Corresponding author

Correspondence to Dennis Bodewits.

Ethics declarations

Competing interests

The authors declare no competing financial interests.

Additional information

Reviewer Information Nature thanks B. E. A. Mueller and the other anonymous reviewer(s) for their contribution to the peer review of this work.

Publisher's note: Springer Nature remains neutral with regard to jurisdictional claims in published maps and institutional affiliations.

Extended data figures and tables

Extended Data Figure 1 Water production rates of comet 41P in 2001, 2006 and 2017.

Production rates were derived from hydrogen Lyman-α emission observed by the SWAN instrument on board the SOHO spacecraft15 in 2001 (black circles) and 2006 (red triangles). For the SWAN data, 1σ stochastic errors are shown; systematic uncertainties are at the 30% level15. We used Swift/UVOT observations of hydroxyl (OH) emission to determine the water production rate in 2017 (blue diamond). For the Swift data, the error bars represent the systematic uncertainty.
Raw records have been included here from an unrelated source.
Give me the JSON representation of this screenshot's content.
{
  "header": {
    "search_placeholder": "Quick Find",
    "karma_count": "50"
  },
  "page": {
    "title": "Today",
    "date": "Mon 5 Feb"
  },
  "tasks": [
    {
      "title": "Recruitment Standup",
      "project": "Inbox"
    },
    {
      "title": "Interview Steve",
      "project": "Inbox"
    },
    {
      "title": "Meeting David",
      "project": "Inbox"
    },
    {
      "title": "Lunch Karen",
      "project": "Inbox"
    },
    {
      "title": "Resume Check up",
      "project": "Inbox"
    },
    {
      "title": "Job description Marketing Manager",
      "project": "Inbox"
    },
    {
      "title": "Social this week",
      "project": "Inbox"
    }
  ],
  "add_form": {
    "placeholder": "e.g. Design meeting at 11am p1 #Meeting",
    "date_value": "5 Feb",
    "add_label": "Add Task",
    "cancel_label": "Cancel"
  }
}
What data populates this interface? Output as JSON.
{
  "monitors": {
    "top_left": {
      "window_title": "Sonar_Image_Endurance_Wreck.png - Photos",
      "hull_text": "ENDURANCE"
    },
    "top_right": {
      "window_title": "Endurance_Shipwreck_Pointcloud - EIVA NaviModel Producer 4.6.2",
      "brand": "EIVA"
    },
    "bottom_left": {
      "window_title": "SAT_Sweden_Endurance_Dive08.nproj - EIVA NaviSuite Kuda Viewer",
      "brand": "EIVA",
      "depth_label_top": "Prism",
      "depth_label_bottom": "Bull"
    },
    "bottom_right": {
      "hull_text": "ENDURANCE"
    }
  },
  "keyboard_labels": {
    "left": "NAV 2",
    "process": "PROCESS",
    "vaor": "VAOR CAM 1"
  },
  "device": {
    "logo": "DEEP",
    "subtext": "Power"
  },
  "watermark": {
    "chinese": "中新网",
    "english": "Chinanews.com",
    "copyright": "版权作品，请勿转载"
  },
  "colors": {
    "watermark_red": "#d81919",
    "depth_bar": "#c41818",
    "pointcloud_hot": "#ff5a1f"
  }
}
The comet had two 4-mag outbursts in optical wavelengths just before its perihelion in 200122; these are evident as peaks at approximately 35 and 15 days before perihelion.

Extended Data Figure 2 Rotation periods for different activity models.

Absolute magnitudes based on Swift/UVOT photometry (black circles) are corrected for different relationships (characterized by A) between the activity of the comet and its distance to the Sun (see Methods). An increase in A corresponds to an increase in the rotation period that is needed to phase the overlapping sine curve segment (red triangles). Top, A = 0, period = 46 h; middle, A = 28, period = 57 h; bottom, A = 35, period = 60 h. Error bars indicate 1σ stochastic uncertainties.

Extended Data Table 1 Summary of measured rotation periods
Extended Data Table 2 Observing log of Lowell Observatory’s DCT
Extended Data Table 3 Characteristics of other comets for which a change in rotation period has been measured

PowerPoint slides

Source data

Rights and permissions

Reprints and permissions

About this article

Check for updates. Verify currency and authenticity via CrossMark

Cite this article

Bodewits, D., Farnham, T., Kelley, M. et al. A rapid decrease in the rotation rate of comet 41P/Tuttle–Giacobini–Kresák. Nature 553, 186–188 (2018).

Download citation

  • Received:

  • Accepted:

  • Published:

  • Issue Date:

  • DOI:

This article is cited by


By submitting a comment you agree to abide by our Terms and Community Guidelines. If you find something abusive or that does not comply with our terms or guidelines please flag it as inappropriate.


Quick links

Nature Briefing

Sign up for the Nature Briefing newsletter — what matters in science, free to your inbox daily.

Get the most important science stories of the day, free in your inbox. Sign up for Nature Briefing